__TASK DETAILS__
In the copy of these records, include no pictures and change nothing else.

======== EXTRACTED DATA

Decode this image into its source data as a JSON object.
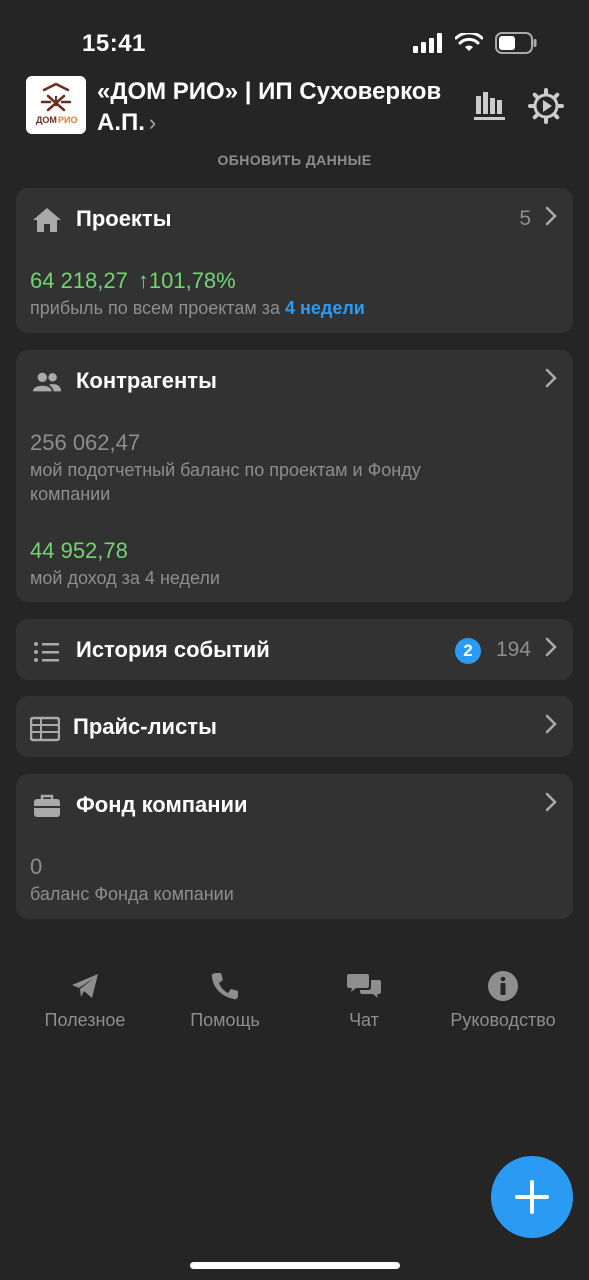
{
  "status": {
    "time": "15:41"
  },
  "header": {
    "org_name": "«ДОМ РИО» | ИП Суховерков А.П.",
    "org_chevron": "›",
    "logo_text_a": "ДОМ",
    "logo_text_b": "РИО",
    "refresh": "ОБНОВИТЬ ДАННЫЕ"
  },
  "projects": {
    "title": "Проекты",
    "count": "5",
    "profit": "64 218,27",
    "growth": "↑101,78%",
    "caption": "прибыль по всем проектам за ",
    "period": "4 недели"
  },
  "contractors": {
    "title": "Контрагенты",
    "balance": "256 062,47",
    "balance_caption": "мой подотчетный баланс по проектам и Фонду компании",
    "income": "44 952,78",
    "income_caption": "мой доход за 4 недели"
  },
  "history": {
    "title": "История событий",
    "badge": "2",
    "count": "194"
  },
  "pricelists": {
    "title": "Прайс-листы"
  },
  "fund": {
    "title": "Фонд компании",
    "balance": "0",
    "caption": "баланс Фонда компании"
  },
  "nav": [
    {
      "label": "Полезное",
      "icon": "telegram-icon"
    },
    {
      "label": "Помощь",
      "icon": "phone-icon"
    },
    {
      "label": "Чат",
      "icon": "chat-icon"
    },
    {
      "label": "Руководство",
      "icon": "info-icon"
    }
  ],
  "colors": {
    "accent": "#2b9af3",
    "positive": "#72d472",
    "card": "#323232",
    "background": "#252525"
  }
}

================

__EXERCISE ANSWER__
Decode this image into its source data as a JSON object.
{
  "status": {
    "time": "15:41"
  },
  "header": {
    "org_name": "«ДОМ РИО» | ИП Суховерков А.П.",
    "org_chevron": "›",
    "logo_text_a": "ДОМ",
    "logo_text_b": "РИО",
    "refresh": "ОБНОВИТЬ ДАННЫЕ"
  },
  "projects": {
    "title": "Проекты",
    "count": "5",
    "profit": "64 218,27",
    "growth": "↑101,78%",
    "caption": "прибыль по всем проектам за ",
    "period": "4 недели"
  },
  "contractors": {
    "title": "Контрагенты",
    "balance": "256 062,47",
    "balance_caption": "мой подотчетный баланс по проектам и Фонду компании",
    "income": "44 952,78",
    "income_caption": "мой доход за 4 недели"
  },
  "history": {
    "title": "История событий",
    "badge": "2",
    "count": "194"
  },
  "pricelists": {
    "title": "Прайс-листы"
  },
  "fund": {
    "title": "Фонд компании",
    "balance": "0",
    "caption": "баланс Фонда компании"
  },
  "nav": [
    {
      "label": "Полезное",
      "icon": "telegram-icon"
    },
    {
      "label": "Помощь",
      "icon": "phone-icon"
    },
    {
      "label": "Чат",
      "icon": "chat-icon"
    },
    {
      "label": "Руководство",
      "icon": "info-icon"
    }
  ],
  "colors": {
    "accent": "#2b9af3",
    "positive": "#72d472",
    "card": "#323232",
    "background": "#252525"
  }
}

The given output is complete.